On this week's show we're talking respect in health care: Who's got it, who wants it and who should have it. It only seems fair that we included a chiropractor in the line up. For many year, chiropractors in Canada have been fighting for credibility among physicians whose feet are planted firmly in the "randomized, double-blind, placebo-controlled" model of medicine and healing. In the past few years, chiropractors have gone a long way to validate scientifically the work they do. They've been making progress with patients, but with doctors....not so much.
Who cares about territorial skirmishes among health professionals? Well, it's patients who feel the brunt of this suspicion when their doctor reaches for a prescription pad instead of referring them to a chiropractor for a new approach.

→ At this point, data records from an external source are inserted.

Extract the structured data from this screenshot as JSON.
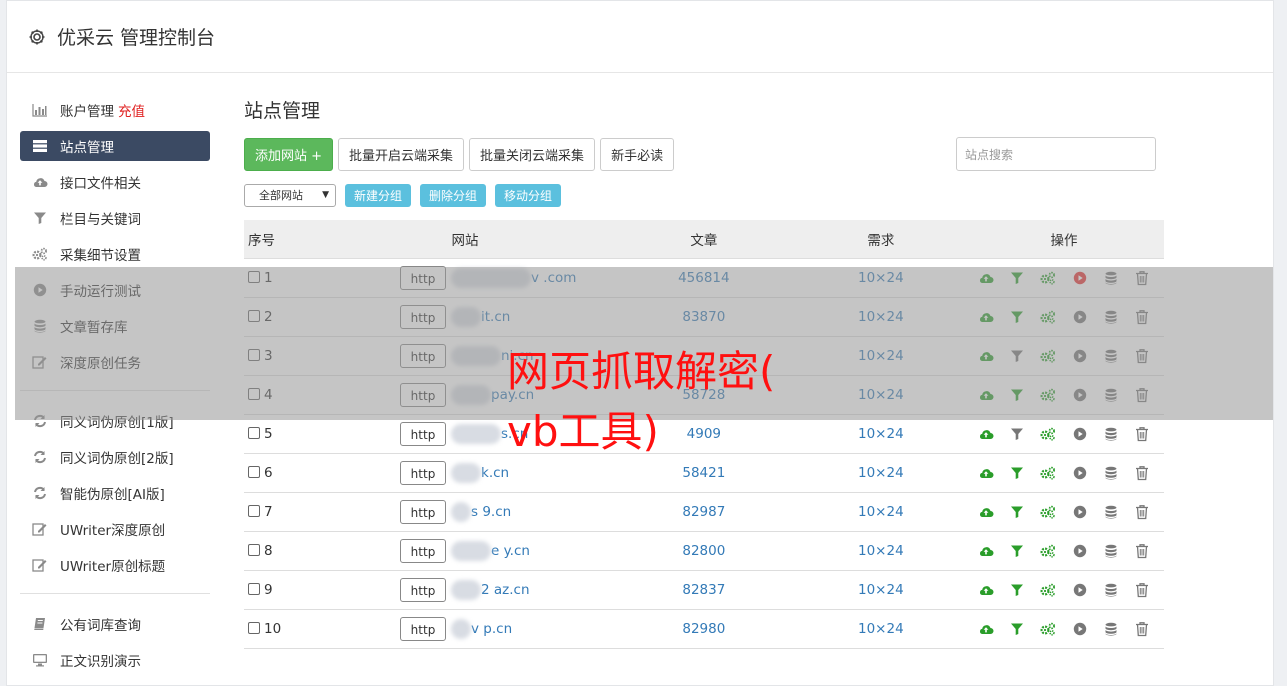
{
  "header": {
    "title": "优采云 管理控制台"
  },
  "sidebar": {
    "items": [
      {
        "label": "账户管理",
        "badge": "充值",
        "icon": "bar-chart-icon",
        "active": false
      },
      {
        "label": "站点管理",
        "icon": "server-icon",
        "active": true
      },
      {
        "label": "接口文件相关",
        "icon": "cloud-upload-icon",
        "active": false
      },
      {
        "label": "栏目与关键词",
        "icon": "filter-icon",
        "active": false
      },
      {
        "label": "采集细节设置",
        "icon": "cogs-icon",
        "active": false
      },
      {
        "label": "手动运行测试",
        "icon": "play-circle-icon",
        "active": false
      },
      {
        "label": "文章暂存库",
        "icon": "database-icon",
        "active": false
      },
      {
        "label": "深度原创任务",
        "icon": "edit-icon",
        "active": false
      }
    ],
    "items2": [
      {
        "label": "同义词伪原创[1版]",
        "icon": "refresh-icon"
      },
      {
        "label": "同义词伪原创[2版]",
        "icon": "refresh-icon"
      },
      {
        "label": "智能伪原创[AI版]",
        "icon": "refresh-icon"
      },
      {
        "label": "UWriter深度原创",
        "icon": "edit-icon"
      },
      {
        "label": "UWriter原创标题",
        "icon": "edit-icon"
      }
    ],
    "items3": [
      {
        "label": "公有词库查询",
        "icon": "book-icon"
      },
      {
        "label": "正文识别演示",
        "icon": "monitor-icon"
      }
    ]
  },
  "main": {
    "title": "站点管理",
    "toolbar": {
      "add_site": "添加网站 +",
      "batch_open": "批量开启云端采集",
      "batch_close": "批量关闭云端采集",
      "guide": "新手必读",
      "search_placeholder": "站点搜索"
    },
    "group": {
      "select_value": "全部网站",
      "new_group": "新建分组",
      "delete_group": "删除分组",
      "move_group": "移动分组"
    },
    "table": {
      "headers": {
        "num": "序号",
        "site": "网站",
        "articles": "文章",
        "demand": "需求",
        "ops": "操作"
      },
      "rows": [
        {
          "num": "1",
          "proto": "http",
          "site": "v .com",
          "articles": "456814",
          "demand": "10×24",
          "filter_active": true,
          "run_active": true
        },
        {
          "num": "2",
          "proto": "http",
          "site": "it.cn",
          "articles": "83870",
          "demand": "10×24",
          "filter_active": true,
          "run_active": false
        },
        {
          "num": "3",
          "proto": "http",
          "site": "ni.cn",
          "articles": "",
          "demand": "10×24",
          "filter_active": false,
          "run_active": false
        },
        {
          "num": "4",
          "proto": "http",
          "site": "pay.cn",
          "articles": "58728",
          "demand": "10×24",
          "filter_active": true,
          "run_active": false
        },
        {
          "num": "5",
          "proto": "http",
          "site": "s.cn",
          "articles": "4909",
          "demand": "10×24",
          "filter_active": false,
          "run_active": false
        },
        {
          "num": "6",
          "proto": "http",
          "site": "k.cn",
          "articles": "58421",
          "demand": "10×24",
          "filter_active": true,
          "run_active": false
        },
        {
          "num": "7",
          "proto": "http",
          "site": "s 9.cn",
          "articles": "82987",
          "demand": "10×24",
          "filter_active": true,
          "run_active": false
        },
        {
          "num": "8",
          "proto": "http",
          "site": "e y.cn",
          "articles": "82800",
          "demand": "10×24",
          "filter_active": true,
          "run_active": false
        },
        {
          "num": "9",
          "proto": "http",
          "site": "2 az.cn",
          "articles": "82837",
          "demand": "10×24",
          "filter_active": true,
          "run_active": false
        },
        {
          "num": "10",
          "proto": "http",
          "site": "v p.cn",
          "articles": "82980",
          "demand": "10×24",
          "filter_active": true,
          "run_active": false
        }
      ]
    }
  },
  "watermark": {
    "line1": "网页抓取解密(",
    "line2": "vb工具)"
  },
  "colors": {
    "green": "#5cb85c",
    "info": "#5bc0de",
    "nav_active": "#3b4a63",
    "link": "#337ab7",
    "red": "#e02020",
    "icon_green": "#2a9d2a",
    "icon_gray": "#777777"
  }
}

There's a light at the end of the tunnel though. It's at St. Michael's Hospital in Toronto, where chiropractors and GP's now work side-by-side doing primary care. Dr. Deborah Kopansky-Giles is the chiropractic brains behind the program. She says it took a two year pilot study to gather enough evidence to satisfy hospital administrators and doctors that it was a good idea.

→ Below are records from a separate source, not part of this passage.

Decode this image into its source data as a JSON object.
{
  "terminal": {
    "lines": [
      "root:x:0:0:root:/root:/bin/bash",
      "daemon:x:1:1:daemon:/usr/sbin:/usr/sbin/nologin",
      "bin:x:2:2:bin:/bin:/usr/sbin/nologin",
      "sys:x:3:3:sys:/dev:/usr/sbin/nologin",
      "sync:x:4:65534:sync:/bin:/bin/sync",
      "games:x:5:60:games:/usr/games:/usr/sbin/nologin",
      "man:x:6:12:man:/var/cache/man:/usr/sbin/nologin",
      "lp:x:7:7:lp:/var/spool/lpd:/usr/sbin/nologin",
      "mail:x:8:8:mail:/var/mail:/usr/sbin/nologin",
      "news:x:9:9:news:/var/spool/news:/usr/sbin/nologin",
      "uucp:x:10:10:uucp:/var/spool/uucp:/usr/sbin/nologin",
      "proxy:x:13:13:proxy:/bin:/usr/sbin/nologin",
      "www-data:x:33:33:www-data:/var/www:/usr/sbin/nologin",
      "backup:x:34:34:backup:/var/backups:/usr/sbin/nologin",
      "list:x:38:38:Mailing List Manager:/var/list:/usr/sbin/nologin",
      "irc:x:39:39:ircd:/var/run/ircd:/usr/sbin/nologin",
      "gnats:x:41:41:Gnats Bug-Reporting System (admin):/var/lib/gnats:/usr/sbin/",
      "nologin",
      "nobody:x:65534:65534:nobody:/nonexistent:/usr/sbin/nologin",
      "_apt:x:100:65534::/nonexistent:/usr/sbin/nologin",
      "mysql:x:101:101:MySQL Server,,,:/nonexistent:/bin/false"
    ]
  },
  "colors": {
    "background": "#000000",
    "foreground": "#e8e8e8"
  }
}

We talked to her about her experience trying to gain respect among physicians and create a sea change in practice in the process. Here what she had to say: